Projects

HIV-associated neuropathy (HIV-SN): epidemiology and genetics

Kate Cherry has had a long standing interest in understanding HIV-SN, a common problem affecting the patients she sees living with HIV infection which causes chronic, disabling neuropathic pain and is very difficult to treat. It negatively impacts on patients' quality of life, mobility and ability to work.

Kate has validated a simple screening tool for detecting patients with HIV-SN in the clinic and has trained colleagues from other centres in the use of this tool so that identical methods can be used to understand the epidemiology of HIV-SN in multiple clinics.

To date, we have examined the rates and risk factors for HIV-SN in populations seeking HIV care in Australia, the USA, South Africa, Indonesia and Malaysia. We have demonstrated that very simple things (such as patient age and height) can be used to predict which patients are at a higher risk, identifying a population to whom preventative strategies can be targeted at no extra cost.

In collaboration with colleagues in Perth (P Price), we have undertaken initial genetic studies suggesting that inflammation may be important in the development of HIV-SN, with possible implications for new treatments for neuropathy in the future.

We are now expanding this work with colleagues in South Africa (P Kamerman) and have formed an international consortium (Australia, South Africa and UK) that hopes to undertake more detailed genetic studies of HIV-SN risk in the future.

Results

We have shown that HIV-SN is very common, affecting around 30 percent of patients living with HIV, even when patients have never been treated with potentially neurotoxic medications. Rates are >40 percent in cohorts where these drugs have been used.

We find patient age, height, ethnicity and choice of antiretroviral drugs (but no hepatitis C - previously suggested as an HIV-SN risk factor) are associated with HIV-SN risk. In addition, genes associated with inflammation may modulate the individual’s risk.

Publications

2015

2013

2012

2011

2010

Collaborators

  • Patricia Price, University of Western Australia (with UWA PhD candidate Constance Chew)

  • Peter Kamerman, University of Witwatersrand, South Africa (with UW PhD candidate Antonia Wadley)

  • Andrew Rice and Dave Bennet, London Pain Consortium

  • Justin McArthur, Johns Hopkins University, USA

  • Bruce Brew, University of NSW

  • Evy Yunihastuti, Jakarta, Indonesia

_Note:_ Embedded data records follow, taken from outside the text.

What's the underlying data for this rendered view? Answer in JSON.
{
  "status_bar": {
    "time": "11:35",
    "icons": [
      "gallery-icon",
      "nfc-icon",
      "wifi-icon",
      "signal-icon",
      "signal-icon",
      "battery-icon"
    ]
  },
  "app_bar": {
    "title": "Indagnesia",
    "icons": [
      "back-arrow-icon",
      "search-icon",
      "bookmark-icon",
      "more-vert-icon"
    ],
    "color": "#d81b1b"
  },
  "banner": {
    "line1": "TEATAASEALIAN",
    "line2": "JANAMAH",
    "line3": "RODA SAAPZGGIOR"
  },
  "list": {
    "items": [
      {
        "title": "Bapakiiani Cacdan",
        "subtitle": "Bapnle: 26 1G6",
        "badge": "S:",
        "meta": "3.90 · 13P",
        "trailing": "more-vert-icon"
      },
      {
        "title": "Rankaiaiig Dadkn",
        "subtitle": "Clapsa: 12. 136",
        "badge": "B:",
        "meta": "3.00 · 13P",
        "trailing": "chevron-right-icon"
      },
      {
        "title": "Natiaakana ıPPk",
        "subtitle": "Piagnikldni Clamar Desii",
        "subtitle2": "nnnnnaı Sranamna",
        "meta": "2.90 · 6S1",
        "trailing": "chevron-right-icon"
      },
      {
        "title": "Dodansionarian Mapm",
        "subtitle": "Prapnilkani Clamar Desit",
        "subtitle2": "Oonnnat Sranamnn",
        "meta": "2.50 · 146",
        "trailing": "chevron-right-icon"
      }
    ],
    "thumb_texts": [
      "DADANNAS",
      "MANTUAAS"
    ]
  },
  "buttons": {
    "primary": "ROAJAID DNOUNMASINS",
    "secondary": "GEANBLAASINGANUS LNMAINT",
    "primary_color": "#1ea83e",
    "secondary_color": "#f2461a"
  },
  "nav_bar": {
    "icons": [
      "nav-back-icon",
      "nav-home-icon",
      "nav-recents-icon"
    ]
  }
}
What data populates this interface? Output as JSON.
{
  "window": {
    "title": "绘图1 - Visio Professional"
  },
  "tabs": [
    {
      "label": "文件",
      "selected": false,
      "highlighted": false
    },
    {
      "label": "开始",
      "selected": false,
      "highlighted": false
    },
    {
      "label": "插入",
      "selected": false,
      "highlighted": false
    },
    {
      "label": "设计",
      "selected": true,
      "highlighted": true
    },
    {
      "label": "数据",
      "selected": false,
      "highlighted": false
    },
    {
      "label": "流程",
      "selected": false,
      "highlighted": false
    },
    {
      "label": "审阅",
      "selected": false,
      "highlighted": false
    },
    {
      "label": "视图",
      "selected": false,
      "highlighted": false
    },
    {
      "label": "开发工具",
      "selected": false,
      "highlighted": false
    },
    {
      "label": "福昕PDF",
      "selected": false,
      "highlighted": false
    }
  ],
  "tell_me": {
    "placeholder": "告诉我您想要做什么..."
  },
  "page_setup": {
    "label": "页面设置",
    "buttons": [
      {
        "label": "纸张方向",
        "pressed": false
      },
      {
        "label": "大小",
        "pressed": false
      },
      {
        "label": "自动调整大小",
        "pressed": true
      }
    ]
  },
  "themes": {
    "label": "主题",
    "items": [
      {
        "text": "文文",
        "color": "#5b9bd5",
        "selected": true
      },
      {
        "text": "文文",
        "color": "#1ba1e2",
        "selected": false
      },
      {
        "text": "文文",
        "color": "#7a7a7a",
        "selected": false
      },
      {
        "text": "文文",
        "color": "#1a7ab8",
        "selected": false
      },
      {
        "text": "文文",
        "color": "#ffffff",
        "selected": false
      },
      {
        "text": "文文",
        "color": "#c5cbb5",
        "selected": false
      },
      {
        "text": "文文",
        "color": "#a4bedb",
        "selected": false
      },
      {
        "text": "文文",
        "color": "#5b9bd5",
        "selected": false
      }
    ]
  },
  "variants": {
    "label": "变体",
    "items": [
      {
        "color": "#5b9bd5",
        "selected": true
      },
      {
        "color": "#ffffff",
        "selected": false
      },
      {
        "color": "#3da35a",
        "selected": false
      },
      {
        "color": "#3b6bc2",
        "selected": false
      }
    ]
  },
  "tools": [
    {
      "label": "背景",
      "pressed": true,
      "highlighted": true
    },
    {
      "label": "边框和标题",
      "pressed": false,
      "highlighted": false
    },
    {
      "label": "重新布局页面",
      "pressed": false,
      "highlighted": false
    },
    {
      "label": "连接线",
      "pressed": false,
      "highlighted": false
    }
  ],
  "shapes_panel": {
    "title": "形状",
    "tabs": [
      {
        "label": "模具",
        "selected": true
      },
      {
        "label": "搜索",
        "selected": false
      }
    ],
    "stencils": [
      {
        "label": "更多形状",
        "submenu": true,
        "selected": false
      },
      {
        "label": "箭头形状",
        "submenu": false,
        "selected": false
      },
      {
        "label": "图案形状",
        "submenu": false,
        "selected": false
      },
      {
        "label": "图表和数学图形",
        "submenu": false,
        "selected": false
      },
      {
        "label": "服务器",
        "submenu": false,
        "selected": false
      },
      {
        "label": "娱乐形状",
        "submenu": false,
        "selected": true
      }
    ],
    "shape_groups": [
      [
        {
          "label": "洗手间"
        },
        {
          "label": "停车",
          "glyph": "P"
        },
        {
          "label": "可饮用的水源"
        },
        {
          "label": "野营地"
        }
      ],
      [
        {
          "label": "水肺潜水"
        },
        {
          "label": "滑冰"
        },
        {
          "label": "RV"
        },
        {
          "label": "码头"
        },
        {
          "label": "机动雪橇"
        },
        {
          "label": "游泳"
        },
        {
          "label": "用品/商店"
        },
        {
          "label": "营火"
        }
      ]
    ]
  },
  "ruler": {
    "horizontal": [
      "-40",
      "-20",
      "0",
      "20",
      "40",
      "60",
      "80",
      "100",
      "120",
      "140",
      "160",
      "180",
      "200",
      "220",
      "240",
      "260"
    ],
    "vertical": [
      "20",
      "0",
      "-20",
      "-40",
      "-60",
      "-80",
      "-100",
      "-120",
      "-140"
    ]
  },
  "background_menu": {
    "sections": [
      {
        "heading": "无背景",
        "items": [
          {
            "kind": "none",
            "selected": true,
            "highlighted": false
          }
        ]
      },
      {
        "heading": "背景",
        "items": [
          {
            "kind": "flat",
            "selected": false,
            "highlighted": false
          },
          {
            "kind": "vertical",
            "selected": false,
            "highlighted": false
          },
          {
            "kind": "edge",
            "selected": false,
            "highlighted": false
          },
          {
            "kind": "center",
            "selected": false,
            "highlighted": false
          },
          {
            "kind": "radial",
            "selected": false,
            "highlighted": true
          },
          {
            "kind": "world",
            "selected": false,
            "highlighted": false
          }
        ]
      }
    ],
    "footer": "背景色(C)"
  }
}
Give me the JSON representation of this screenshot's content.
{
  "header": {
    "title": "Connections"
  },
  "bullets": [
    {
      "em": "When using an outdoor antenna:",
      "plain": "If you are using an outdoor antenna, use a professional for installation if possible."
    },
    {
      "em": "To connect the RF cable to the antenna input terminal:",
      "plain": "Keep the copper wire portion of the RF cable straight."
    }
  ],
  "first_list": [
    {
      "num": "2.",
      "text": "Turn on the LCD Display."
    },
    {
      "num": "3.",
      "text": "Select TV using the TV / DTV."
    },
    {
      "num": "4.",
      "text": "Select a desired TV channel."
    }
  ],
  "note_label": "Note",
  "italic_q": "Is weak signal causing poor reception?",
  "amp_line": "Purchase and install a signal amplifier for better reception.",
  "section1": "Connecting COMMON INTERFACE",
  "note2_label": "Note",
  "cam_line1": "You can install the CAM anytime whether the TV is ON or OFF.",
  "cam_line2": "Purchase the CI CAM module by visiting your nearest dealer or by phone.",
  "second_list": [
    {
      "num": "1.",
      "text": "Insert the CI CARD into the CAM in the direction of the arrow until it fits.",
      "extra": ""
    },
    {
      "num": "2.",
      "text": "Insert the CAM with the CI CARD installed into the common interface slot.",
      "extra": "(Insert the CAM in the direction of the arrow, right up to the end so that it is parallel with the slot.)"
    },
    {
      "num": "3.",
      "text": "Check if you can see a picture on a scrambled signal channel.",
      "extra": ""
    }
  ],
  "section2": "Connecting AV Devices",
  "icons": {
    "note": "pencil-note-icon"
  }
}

  • Adeeba Kamarulzaman, Kuala Lumpur, Malaysia

Health Issue

Contact Details

For any general enquiries relating to this project, please contact:

Associate Professor Catherine (Kate) Cherry

Burnet Staff Physician and Clinical Epidemiologist

Email

[email protected]